Component data from apps and pages
________________

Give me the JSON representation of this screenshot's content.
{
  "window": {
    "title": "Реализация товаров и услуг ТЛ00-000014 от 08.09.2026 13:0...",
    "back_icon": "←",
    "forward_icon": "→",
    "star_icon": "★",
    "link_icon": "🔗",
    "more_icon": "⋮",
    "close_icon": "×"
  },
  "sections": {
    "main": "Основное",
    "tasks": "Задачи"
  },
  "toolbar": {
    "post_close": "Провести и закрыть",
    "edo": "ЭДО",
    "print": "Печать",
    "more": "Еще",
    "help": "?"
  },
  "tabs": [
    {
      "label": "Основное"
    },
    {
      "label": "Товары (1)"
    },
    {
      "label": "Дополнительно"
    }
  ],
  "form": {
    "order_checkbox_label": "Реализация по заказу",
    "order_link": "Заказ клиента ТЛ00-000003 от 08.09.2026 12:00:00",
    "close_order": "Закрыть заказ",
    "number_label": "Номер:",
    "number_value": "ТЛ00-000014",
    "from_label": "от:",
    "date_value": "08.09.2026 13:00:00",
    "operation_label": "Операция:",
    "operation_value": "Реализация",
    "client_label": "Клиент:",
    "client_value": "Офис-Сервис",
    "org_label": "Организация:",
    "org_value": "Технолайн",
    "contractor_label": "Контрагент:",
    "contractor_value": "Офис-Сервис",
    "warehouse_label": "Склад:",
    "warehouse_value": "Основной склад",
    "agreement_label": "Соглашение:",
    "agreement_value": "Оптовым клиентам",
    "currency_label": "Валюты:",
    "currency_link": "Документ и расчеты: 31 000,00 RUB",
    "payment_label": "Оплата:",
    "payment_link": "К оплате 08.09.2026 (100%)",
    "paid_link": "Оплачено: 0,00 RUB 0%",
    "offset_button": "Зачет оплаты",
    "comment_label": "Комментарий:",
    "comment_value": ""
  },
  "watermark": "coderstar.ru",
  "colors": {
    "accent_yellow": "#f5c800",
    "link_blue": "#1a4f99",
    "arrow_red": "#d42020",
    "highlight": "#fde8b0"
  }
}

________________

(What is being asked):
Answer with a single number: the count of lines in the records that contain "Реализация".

(Answer to the problem):
3